To construct the reality of Nashville, though, there was a necessity to erase what was before. In the late 1950s, Jefferson Street fell in part because of the intentional exclusion of African Americans from the future of Nashville at-large. In their approval for the construction of Interstate 40, Jefferson Street was destroyed by elected officials. Linda T. Wynn, an adjunct professor at Lipscomb University, found that citizens were so impacted by decisions about planning that they had no prior knowledge of the planning decisions. This design effectively eviscerated North Nashville by stunting its development. This process continues today, and was an intentional effort on the behalf of state governments to cut out African American communities. Through this construction of an “ideal” Nashville, city planners made clear that Black people were not envisioned in any vision for its future.

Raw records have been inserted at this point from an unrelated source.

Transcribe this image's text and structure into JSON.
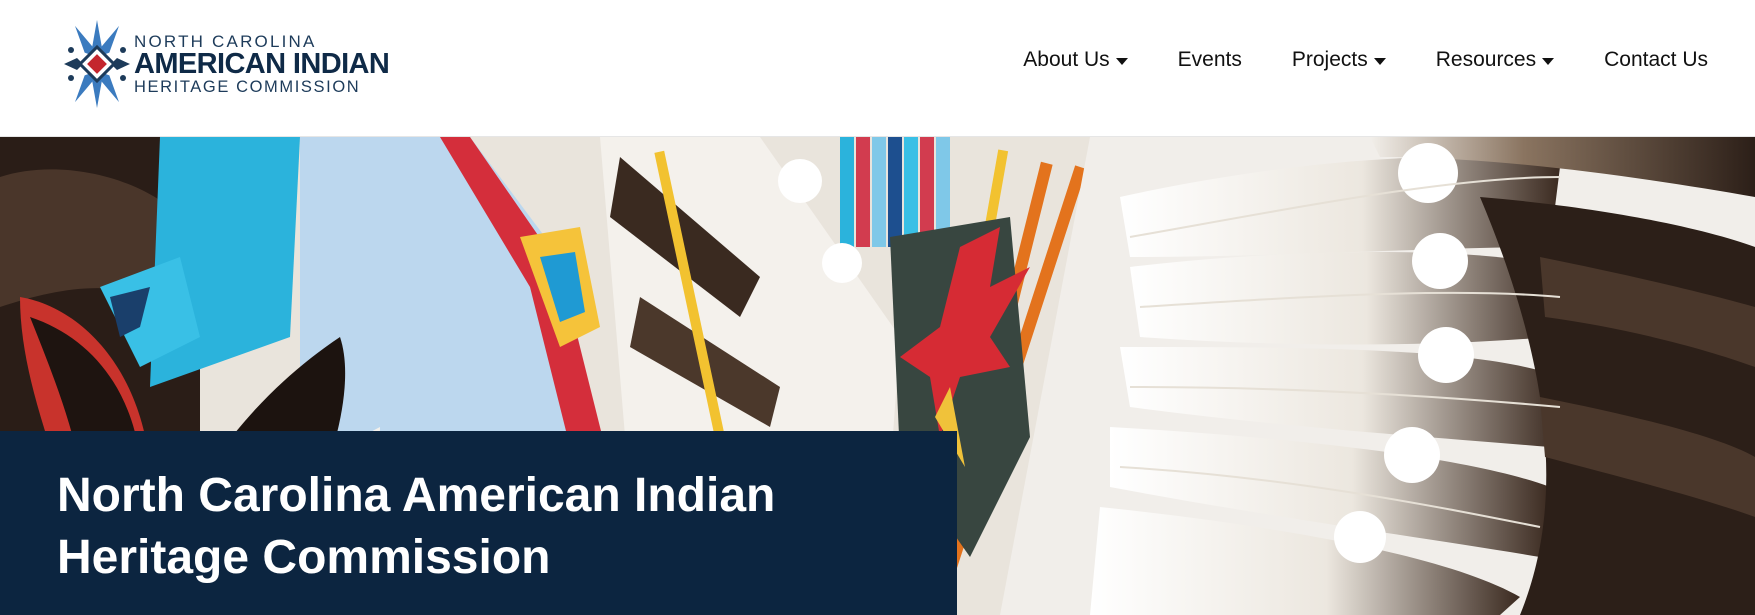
{
  "header": {
    "logo": {
      "line1": "NORTH CAROLINA",
      "line2": "AMERICAN INDIAN",
      "line3": "HERITAGE COMMISSION"
    },
    "nav": [
      {
        "label": "About Us",
        "has_dropdown": true
      },
      {
        "label": "Events",
        "has_dropdown": false
      },
      {
        "label": "Projects",
        "has_dropdown": true
      },
      {
        "label": "Resources",
        "has_dropdown": true
      },
      {
        "label": "Contact Us",
        "has_dropdown": false
      }
    ]
  },
  "hero": {
    "title_line1": "North Carolina American Indian",
    "title_line2": "Heritage Commission"
  },
  "colors": {
    "brand_navy": "#0c2540",
    "logo_blue": "#3b7bbf",
    "logo_red": "#c4262e"
  }
}
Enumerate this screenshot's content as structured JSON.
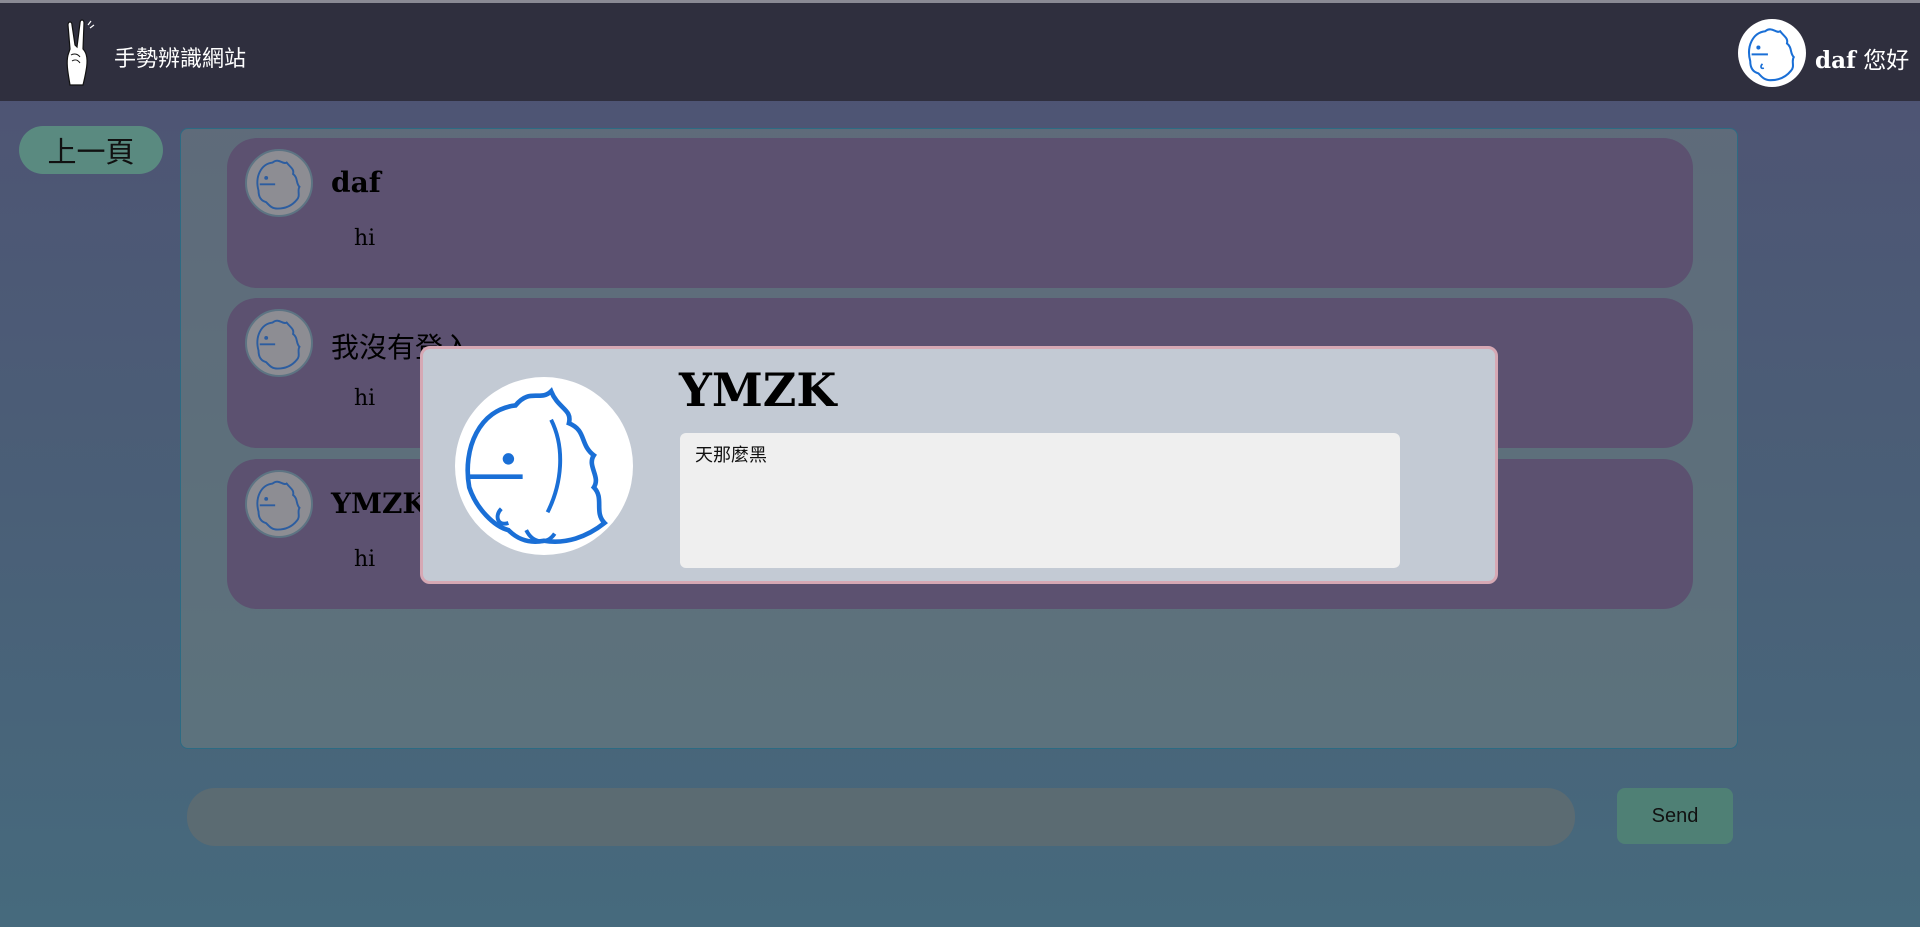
{
  "header": {
    "site_title": "手勢辨識網站",
    "user_name": "daf",
    "greeting_suffix": "您好"
  },
  "nav": {
    "back_label": "上一頁"
  },
  "messages": [
    {
      "name": "daf",
      "text": "hi"
    },
    {
      "name": "我沒有登入",
      "text": "hi"
    },
    {
      "name": "YMZK",
      "text": "hi"
    }
  ],
  "composer": {
    "input_value": "",
    "send_label": "Send"
  },
  "profile_modal": {
    "name": "YMZK",
    "bio": "天那麼黑"
  },
  "colors": {
    "header_bg": "#2f2f3e",
    "message_bg": "#5c5170",
    "accent_button": "#5a8a80",
    "modal_bg": "#c3cad4",
    "modal_border": "#d6a8b4"
  },
  "icons": {
    "logo": "rock-hand-icon",
    "avatar": "dinosaur-avatar-icon"
  }
}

This is not to say that Black life does not exist in Nashville, but to recognize that Black life thrives despite the efforts of an entire city to destroy it.
In the 21st century, choices to shape Nashville have become more glaringly obvious. The city has forged a story about country music to facilitate tourism, and in the process, has papered over the glaring inequalities that exist. For instance, More than 450 million dollars in 2021 were invested towards development in downtown, but notable inequality has continued. Instead of investments in public housing and making more equitable transportation, Nashville has left the inequality present in the city to fester. In perhaps more publicly obvious news, Nashville’s aesthetic molding has also grown apparent in the home it’s given to bachelorette culture. “Nashville’s bachelorette party culture encourages women to ‘celebrify’ themselves by supporting scopic economies through public amenities and social media sharing,” Vanderbilt communications professor Claire King wrote in a 2021 journal article, “while simultaneously reinforcing white, Eurocentric, cisheterosexual beauty norms refracted through fantasies about Southern womanhood.”
Ironically, Nashville’s new development has also been largely created on the backs of construction workers. These workers are primarily Latino residents in Nashville. In a 2018 report by the Guardian, it is highlighted that Nashville still remains an incredibly dangerous city for members of this field. On a phone call this past November, Xotchil Lopez , a volunteer organizer at Worker’s Dignity told me about how these realities have material impacts for the people they endanger.“Nashville is actually one of the top cities for the worst labor practices and the conditions are horrible,” she said. “You have people dying in construction sites and no one cares. There’s no regulation really and in terms of OSHA there are 34 people assigned for Nashville. There’s no one really holding the people accountable — the general contractors or the companies — and every year the conditions get worse.” (According to a report by the Federal Annual Monitory and Evaluation, there were 39 safety compliance officers and 24 health compliance workers for the entire state of Tennessee as of 2021.)
Lopez’s comments show how local residents are literally building the future for a city that they may not be able to enjoy. This is even more disheartening given the average age of construction workers who are dying at work sites are 17 to 18 years olds — in one case, a worker as young as 16 years old was reported dead. Even Vanderbilt is complicit — in the construction of Rothschild, a construction worker was found dead in 2022. The ever-present danger of the future continues to loom heavily on the city — both figuratively and literally.
When reflecting on where Nashville may go in the future, I often try to remain optimistic. But in an era of tourism that constantly seeks the most “authentic and niche experience,” locals are pushed away, leaving an inauthentic shell of a city rather than the unique fibers and history that hold it together. How great can a future really be if it costs the present?